* [Items from a data source]:
Segment Open
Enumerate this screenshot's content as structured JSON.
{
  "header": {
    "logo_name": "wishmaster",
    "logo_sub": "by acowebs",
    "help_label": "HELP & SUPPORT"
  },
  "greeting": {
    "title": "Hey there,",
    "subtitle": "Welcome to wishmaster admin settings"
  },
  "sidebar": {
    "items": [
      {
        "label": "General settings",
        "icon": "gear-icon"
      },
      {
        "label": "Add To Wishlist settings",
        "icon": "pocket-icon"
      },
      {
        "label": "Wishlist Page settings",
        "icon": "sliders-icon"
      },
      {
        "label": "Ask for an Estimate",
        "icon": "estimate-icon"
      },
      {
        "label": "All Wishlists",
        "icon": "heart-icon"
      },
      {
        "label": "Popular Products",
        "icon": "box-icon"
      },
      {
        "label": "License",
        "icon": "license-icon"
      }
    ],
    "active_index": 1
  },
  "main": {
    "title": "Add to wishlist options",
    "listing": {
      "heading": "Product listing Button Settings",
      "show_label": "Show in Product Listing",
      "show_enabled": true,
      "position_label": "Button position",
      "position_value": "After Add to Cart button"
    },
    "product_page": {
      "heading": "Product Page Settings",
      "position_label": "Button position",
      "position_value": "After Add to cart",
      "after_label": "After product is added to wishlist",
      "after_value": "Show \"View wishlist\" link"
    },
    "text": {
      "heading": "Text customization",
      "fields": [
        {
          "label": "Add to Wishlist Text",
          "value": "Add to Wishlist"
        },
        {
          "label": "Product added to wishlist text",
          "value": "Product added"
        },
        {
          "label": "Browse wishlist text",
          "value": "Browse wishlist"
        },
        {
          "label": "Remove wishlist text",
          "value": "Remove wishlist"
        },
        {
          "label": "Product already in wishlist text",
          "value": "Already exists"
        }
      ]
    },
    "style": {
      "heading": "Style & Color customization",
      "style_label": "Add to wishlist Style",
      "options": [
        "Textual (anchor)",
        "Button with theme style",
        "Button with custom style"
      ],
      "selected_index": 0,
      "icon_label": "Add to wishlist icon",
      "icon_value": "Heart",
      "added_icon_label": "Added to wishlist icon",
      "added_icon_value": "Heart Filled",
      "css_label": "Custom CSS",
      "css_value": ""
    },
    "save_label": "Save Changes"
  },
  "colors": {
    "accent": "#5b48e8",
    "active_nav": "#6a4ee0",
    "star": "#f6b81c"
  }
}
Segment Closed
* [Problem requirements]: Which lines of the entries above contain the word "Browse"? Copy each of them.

* [Your response]:
          "label": "Browse wishlist text",
          "value": "Browse wishlist"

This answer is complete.